In this first critical edition of the legal treatise of Visnu (Visnu Smrti), Olivelle locates the text geographically in Kashmir and dates it to around the seventh century ce based, among other factors, on the iconographic description of Visnu. The text was composed by a scholar who belonged to the Kathaka Branch of the Yajur Veda and who was also an adherent of the Vaisnava Pañcaratra tradition. This is the only legal text that shows a deep influence of the bhakti tradition. Although the Visnu Smrti did not have as illustrious a life as the treatises of Manu and Yajñavalkya, we find it cited frequently in medieval legal digests. Indeed, unlike citations from other Dharmasastras, medieval authors regularly cite entire sections of this treatise, indicating that they were familiar with a text more or less identical to the one that has come down to us. Consisting of 100 chapters, the text is framed as a conversation between Goddess Earth and Visnu, with Earth requesting the dharma that should govern the lives of those belonging to the four varnas. Originally published in the Harvard Oriental Series, this Indian edition will hopefully make this important text available to a wider Indian audience of scholars and students.

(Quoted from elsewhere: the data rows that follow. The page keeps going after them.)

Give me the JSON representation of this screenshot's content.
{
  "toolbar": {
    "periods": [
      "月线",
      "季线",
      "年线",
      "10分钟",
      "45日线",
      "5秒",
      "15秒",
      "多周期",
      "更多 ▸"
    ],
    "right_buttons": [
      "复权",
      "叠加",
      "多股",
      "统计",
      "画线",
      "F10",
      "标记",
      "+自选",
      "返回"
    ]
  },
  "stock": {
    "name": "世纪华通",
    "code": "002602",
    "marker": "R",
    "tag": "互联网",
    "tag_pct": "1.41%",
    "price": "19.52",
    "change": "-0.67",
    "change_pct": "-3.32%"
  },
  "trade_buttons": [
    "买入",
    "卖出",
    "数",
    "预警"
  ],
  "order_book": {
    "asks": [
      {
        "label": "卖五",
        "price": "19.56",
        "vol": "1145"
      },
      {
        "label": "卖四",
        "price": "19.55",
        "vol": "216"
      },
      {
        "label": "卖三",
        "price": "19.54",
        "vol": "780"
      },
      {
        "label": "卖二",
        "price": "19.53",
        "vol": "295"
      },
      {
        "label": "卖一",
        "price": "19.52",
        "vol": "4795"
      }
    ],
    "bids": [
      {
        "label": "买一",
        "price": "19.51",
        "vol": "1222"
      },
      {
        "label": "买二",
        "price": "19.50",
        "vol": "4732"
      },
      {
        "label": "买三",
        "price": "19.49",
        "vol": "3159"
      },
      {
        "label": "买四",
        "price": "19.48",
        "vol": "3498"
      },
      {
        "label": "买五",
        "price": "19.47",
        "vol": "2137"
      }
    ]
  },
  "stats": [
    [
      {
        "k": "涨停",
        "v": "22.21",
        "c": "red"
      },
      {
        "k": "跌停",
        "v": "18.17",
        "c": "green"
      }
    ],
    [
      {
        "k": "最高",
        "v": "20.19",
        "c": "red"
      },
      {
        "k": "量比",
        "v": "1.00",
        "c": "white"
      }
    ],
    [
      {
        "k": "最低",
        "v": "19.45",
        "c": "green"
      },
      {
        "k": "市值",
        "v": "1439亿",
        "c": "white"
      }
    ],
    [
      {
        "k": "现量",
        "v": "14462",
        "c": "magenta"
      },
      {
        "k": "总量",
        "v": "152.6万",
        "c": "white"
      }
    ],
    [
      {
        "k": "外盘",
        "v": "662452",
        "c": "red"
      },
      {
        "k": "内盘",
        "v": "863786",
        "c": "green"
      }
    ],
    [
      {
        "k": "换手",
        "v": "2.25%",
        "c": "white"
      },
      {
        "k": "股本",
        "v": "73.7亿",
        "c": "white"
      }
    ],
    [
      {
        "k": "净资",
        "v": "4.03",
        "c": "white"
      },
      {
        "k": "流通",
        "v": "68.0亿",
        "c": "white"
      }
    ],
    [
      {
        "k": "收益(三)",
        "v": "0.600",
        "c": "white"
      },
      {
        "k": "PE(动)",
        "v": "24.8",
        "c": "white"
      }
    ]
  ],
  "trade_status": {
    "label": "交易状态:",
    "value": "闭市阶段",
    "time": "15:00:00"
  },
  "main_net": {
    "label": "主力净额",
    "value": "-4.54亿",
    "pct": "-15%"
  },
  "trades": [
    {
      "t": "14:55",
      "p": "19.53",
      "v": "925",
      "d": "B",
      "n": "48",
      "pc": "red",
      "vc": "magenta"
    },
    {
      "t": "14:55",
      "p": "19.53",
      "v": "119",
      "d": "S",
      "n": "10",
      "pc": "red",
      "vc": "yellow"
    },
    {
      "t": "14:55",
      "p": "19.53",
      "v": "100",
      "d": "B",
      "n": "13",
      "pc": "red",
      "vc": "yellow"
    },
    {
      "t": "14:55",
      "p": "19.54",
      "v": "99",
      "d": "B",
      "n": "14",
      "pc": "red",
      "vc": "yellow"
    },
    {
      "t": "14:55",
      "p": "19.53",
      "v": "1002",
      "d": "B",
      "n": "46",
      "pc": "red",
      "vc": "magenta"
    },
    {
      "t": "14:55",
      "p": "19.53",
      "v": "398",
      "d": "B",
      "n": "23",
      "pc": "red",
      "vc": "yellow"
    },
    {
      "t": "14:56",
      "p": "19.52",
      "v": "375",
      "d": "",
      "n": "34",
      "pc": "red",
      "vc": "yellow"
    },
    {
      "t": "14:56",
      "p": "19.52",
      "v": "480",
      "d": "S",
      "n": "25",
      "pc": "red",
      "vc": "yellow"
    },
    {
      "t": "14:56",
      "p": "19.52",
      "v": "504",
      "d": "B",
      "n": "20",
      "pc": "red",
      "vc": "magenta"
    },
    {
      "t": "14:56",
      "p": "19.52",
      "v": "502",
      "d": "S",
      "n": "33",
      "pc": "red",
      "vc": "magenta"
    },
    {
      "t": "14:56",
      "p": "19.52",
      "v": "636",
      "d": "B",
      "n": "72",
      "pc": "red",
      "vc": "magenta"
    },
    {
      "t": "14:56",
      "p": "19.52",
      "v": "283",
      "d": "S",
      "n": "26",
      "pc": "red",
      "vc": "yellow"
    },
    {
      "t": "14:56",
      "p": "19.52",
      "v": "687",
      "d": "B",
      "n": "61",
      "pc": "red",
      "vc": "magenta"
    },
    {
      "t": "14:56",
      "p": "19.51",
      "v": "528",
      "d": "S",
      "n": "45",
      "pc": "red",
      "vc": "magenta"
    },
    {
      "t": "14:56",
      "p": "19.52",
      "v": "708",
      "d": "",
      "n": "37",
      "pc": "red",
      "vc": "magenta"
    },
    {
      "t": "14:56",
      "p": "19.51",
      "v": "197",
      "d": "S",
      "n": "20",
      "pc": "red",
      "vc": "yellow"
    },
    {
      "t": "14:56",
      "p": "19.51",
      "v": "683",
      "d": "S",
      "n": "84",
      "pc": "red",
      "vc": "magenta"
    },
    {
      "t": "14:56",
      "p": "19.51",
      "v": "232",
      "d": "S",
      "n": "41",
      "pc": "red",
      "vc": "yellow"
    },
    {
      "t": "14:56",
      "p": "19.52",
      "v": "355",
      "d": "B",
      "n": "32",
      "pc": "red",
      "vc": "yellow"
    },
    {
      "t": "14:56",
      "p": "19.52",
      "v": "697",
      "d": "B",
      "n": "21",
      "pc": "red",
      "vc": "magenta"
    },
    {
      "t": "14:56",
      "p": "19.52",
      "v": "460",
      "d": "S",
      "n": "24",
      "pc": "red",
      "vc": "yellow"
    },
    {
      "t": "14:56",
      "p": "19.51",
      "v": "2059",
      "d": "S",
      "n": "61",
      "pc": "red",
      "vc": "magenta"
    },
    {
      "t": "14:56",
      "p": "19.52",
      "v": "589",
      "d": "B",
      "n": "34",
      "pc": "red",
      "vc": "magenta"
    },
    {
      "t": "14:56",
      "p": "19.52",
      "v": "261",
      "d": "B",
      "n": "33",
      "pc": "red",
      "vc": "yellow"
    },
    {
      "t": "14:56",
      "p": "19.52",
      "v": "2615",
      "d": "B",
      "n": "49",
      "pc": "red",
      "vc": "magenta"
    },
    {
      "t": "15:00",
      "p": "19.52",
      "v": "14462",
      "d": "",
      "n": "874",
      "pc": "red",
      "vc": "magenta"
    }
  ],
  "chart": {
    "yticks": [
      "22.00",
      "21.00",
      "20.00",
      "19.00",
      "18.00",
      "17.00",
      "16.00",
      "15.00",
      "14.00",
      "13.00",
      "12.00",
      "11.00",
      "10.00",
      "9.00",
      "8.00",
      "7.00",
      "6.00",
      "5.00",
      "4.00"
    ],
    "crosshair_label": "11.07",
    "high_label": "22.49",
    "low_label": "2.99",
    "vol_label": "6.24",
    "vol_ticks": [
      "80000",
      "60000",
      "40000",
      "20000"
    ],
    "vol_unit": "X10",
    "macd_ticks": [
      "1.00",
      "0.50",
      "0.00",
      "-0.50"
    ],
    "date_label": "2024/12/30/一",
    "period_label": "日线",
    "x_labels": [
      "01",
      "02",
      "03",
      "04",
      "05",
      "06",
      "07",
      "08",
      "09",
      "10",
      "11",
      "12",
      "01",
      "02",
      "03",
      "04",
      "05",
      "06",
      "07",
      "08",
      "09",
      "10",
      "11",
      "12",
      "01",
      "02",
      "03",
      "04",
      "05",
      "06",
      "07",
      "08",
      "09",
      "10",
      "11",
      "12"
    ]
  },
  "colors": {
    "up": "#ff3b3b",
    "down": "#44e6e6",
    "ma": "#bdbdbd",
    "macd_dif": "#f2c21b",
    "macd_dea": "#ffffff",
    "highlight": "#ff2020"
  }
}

Patrick Olivelle is Professor Emeritus of Sanskrit in the Department of Asian Studies at the University of Texas at Austin